▸ Exercise
Below are the entries. Set down exactly the line containing "Read all visible content and emit it as JSON." and each line after it.

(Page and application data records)

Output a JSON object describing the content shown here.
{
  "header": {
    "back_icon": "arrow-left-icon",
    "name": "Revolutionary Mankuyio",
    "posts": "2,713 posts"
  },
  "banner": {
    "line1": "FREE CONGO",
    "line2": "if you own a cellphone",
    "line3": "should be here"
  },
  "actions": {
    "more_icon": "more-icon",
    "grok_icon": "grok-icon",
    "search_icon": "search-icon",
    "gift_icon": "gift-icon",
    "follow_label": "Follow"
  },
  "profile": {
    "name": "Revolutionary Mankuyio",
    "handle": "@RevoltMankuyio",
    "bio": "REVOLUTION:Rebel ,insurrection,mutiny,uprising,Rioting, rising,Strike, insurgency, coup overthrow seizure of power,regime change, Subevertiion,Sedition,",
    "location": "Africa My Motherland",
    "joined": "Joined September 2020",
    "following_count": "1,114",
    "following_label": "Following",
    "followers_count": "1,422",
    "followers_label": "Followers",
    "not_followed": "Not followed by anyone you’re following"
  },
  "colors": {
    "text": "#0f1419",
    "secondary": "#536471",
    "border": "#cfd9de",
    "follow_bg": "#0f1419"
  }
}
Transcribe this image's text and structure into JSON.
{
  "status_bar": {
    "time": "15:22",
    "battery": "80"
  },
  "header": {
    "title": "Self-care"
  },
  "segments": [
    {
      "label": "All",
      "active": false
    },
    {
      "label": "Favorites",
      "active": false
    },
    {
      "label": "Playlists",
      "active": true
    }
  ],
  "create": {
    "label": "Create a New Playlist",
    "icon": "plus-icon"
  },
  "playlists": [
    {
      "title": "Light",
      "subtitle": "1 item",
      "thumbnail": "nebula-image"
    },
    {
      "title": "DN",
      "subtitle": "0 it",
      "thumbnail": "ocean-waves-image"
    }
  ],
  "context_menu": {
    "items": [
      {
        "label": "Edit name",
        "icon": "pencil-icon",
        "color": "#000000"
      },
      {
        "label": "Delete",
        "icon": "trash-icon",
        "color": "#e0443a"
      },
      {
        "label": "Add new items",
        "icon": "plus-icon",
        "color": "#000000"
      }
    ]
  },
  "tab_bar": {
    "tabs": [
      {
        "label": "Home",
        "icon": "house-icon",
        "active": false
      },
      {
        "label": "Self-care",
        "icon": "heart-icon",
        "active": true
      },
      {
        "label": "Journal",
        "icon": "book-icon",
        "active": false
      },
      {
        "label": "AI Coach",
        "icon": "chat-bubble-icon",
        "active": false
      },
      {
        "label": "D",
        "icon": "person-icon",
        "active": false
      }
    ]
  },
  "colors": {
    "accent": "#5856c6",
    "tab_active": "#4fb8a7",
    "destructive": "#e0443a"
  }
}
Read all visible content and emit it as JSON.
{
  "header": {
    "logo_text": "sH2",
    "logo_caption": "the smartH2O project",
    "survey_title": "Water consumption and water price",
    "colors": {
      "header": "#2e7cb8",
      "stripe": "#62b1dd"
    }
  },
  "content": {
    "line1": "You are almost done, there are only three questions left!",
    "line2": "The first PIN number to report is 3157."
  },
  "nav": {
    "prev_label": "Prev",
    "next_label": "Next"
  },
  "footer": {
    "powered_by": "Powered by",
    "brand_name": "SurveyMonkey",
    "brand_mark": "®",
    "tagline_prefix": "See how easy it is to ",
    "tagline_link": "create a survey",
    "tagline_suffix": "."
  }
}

▸ Task result
Read all visible content and emit it as JSON.
{
  "header": {
    "logo_text": "sH2",
    "logo_caption": "the smartH2O project",
    "survey_title": "Water consumption and water price",
    "colors": {
      "header": "#2e7cb8",
      "stripe": "#62b1dd"
    }
  },
  "content": {
    "line1": "You are almost done, there are only three questions left!",
    "line2": "The first PIN number to report is 3157."
  },
  "nav": {
    "prev_label": "Prev",
    "next_label": "Next"
  },
  "footer": {
    "powered_by": "Powered by",
    "brand_name": "SurveyMonkey",
    "brand_mark": "®",
    "tagline_prefix": "See how easy it is to ",
    "tagline_link": "create a survey",
    "tagline_suffix": "."
  }
}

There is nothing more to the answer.